Charlie and Larry are called in for help and use statistical data analysis techniques to try and figure out if there is a pattern to the fires that would help provide a profile of the arsonist
Statistics is a the branch of mathematics that studies collections of data, providing a way of analysing it, interpretating it and presentating it. While Charlie uses its techniques in a crime scene investigation, it is actually used in a wide variety of scientific or science-related fields.
One of the most basic uses of statistical methods is to provide people like Charlie with means of summarizing and describing large or complex sets of data; this is called descriptive statistics. In more advanced situations, patterns in the data may be even modeled so as to account for randomness in the observations, and then used to draw inferences about the process or population being studied; this is called inferential statistics.
We will focus in this lesson on the first kind of uses, and we will explore a few ways of summarizing large collections of data, starting with the most obvious ones.
|Length of scorch marks l||Rate of burn r|
We will investigate some basic operations that can still extract valuable information from a given collection.
Given a collection of samples x1, ..., xn, one can forme the mean of the samples using by taking the average of all the xi's. That is to say, mean = .
The mean of a collection of samples by itself doesn't always reflect the right notion of "average" sample value. The mean salary of a baseball player in the majors leagues, for example is $1.2 million dollars. Only given this fact, it is easy to see how the perception of the overpaid baseball player was created.
However, it is often conveniently ignored that the median salary for major leaguers is only $410,000, where the median is the "middle" salary for baseball players: 50% make more than $410,000, but 50% make less.
Suppose now you are given a collection of samples (xi, yi) describing the distribution of height and weight in a classroom.
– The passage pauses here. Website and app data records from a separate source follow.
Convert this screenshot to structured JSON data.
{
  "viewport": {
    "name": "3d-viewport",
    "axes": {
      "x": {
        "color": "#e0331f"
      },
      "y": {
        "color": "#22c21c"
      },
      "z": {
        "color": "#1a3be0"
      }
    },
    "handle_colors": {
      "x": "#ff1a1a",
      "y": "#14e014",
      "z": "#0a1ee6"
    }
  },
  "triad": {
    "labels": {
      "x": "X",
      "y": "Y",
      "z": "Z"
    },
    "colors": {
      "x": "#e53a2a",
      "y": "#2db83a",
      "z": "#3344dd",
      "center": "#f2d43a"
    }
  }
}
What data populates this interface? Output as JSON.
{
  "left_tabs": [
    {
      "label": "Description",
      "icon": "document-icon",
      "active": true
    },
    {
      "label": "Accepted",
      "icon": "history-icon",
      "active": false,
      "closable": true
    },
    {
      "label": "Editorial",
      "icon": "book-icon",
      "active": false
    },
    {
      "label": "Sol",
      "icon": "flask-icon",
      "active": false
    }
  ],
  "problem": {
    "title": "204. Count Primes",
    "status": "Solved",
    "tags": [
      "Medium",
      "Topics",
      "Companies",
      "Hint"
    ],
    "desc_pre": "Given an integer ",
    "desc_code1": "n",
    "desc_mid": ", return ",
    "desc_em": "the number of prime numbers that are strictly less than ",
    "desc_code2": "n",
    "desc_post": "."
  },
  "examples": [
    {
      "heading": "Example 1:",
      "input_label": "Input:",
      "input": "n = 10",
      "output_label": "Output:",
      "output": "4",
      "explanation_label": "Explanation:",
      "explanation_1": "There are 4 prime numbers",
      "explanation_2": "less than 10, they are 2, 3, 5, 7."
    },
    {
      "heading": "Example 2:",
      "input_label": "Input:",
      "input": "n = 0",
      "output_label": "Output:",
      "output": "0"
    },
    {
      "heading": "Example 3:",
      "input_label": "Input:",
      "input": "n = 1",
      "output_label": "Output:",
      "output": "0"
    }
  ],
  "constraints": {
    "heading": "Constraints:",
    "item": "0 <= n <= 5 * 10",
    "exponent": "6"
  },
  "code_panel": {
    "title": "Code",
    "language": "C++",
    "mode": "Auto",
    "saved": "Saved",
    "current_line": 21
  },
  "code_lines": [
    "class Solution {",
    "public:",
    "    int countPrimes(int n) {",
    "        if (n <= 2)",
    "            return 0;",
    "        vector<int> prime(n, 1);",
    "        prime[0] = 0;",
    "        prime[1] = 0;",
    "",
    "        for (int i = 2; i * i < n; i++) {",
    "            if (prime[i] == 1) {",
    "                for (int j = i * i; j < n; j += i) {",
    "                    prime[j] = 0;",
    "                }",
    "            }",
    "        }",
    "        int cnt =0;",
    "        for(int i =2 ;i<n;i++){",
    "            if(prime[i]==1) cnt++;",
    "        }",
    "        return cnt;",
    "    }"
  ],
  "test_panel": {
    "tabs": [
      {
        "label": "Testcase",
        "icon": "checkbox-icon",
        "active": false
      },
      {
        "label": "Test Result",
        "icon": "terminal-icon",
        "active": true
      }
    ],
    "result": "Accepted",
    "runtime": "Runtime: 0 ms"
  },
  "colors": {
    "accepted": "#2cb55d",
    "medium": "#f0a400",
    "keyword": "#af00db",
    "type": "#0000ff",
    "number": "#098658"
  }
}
One might wonder whether there is any relationship between those two variables, meaning how accurate is it to guess someone's weight knowing their height, for example.
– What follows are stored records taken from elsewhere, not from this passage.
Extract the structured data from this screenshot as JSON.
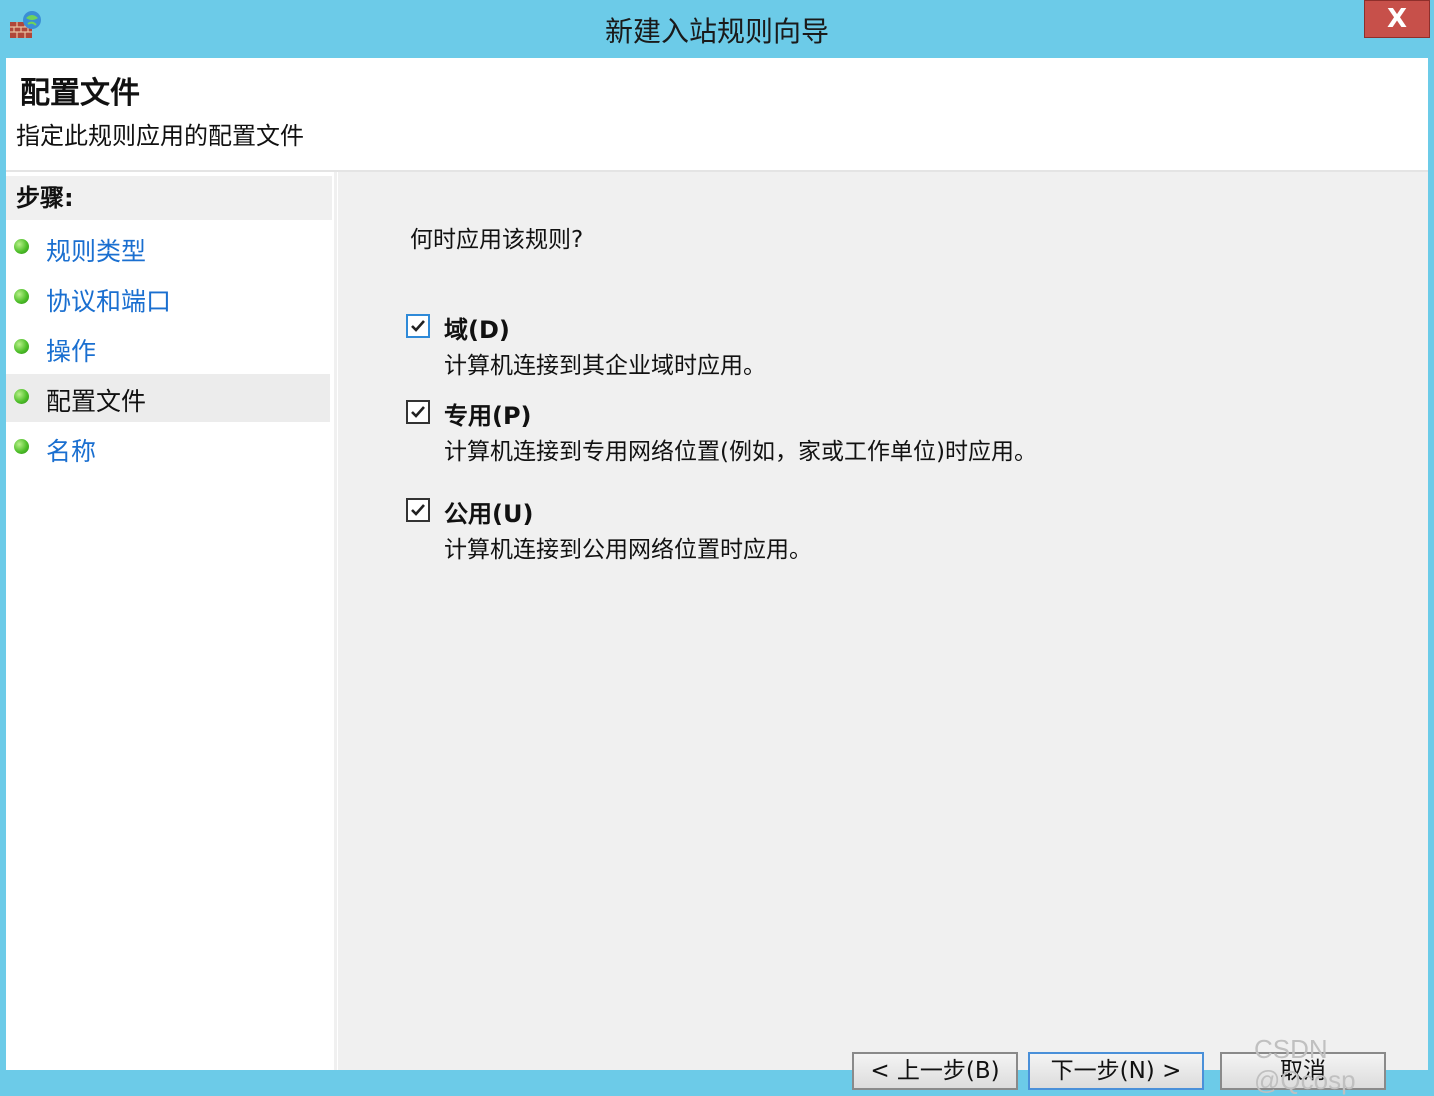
{
  "window": {
    "title": "新建入站规则向导",
    "close_label": "X"
  },
  "header": {
    "title": "配置文件",
    "subtitle": "指定此规则应用的配置文件"
  },
  "sidebar": {
    "steps_label": "步骤:",
    "items": [
      {
        "label": "规则类型"
      },
      {
        "label": "协议和端口"
      },
      {
        "label": "操作"
      },
      {
        "label": "配置文件"
      },
      {
        "label": "名称"
      }
    ]
  },
  "main": {
    "question": "何时应用该规则?",
    "options": [
      {
        "label": "域(D)",
        "description": "计算机连接到其企业域时应用。",
        "checked": true
      },
      {
        "label": "专用(P)",
        "description": "计算机连接到专用网络位置(例如，家或工作单位)时应用。",
        "checked": true
      },
      {
        "label": "公用(U)",
        "description": "计算机连接到公用网络位置时应用。",
        "checked": true
      }
    ]
  },
  "buttons": {
    "back": "< 上一步(B)",
    "next": "下一步(N) >",
    "cancel": "取消"
  },
  "watermark": "CSDN @Qcosp",
  "colors": {
    "titlebar": "#6ccbe8",
    "link": "#1a6fd0",
    "close": "#c7504a",
    "content_bg": "#f0f0f0"
  }
}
One measure of such a relationship between two variables can be found by computing the covariance and the correlation factor of the two variables. If xbar and ybar are the mean x and y values respectively, then the covariance and the correlation factor are given by:
The higher the correlation function, the more linear relationship there is between the two variables. Covariance and correlation have to be taken with a grain of salt as their meaning is much more subtle than first appears.
This webpage does a really good job showing that correlation and coveriance do not tell the full story, and thus one should be careful drawing conclusions solely based on their values.
Wikipedia is always a good source of information, and in this case, provides very interesting plots that coulp help understand these two notions.
Linear regression is a very widely used technique whose purpose is to find linear trends in large chunks of data. It is used to find the line that best approximates a collection of numerical data points (x1, y1), ..., (xn, yn). Doing that, its reduces the complexity of the data into 2 numerical parameters that specify the approximating line: something like y = 2 x + 3. It can also be used to predict an y-value given an x-value that is not in the samples. This approximating line is also called least squares line.
Suppose we have a collection of a thousand pairs of fire properites, such as the average length of scorch marks and the amount of gasoline remnants, and we would like to reduce this collection of data to 2 parameters by finding the best approximating line in the following sense:
Given a line y = a x + b, and a sample (xi, yi), we can calculate the vertical error between that point and the line. This error is given by
If we sum the squares of these errors over all the samples, we get a function of a and b that encodes how far a given line is from being a good approximation to the sample points. The smaller E(a,b), the better the approximation is.
In the next activity, we investigate how to find the values of a and b that realize the minimal error.
In the following application, we explore some examples and applications of this technique.
|Diameter D in km||Frequency F|
Is a line a reasonable approximation now? Find the least mean squares line and write F = a * (1/D)2 + b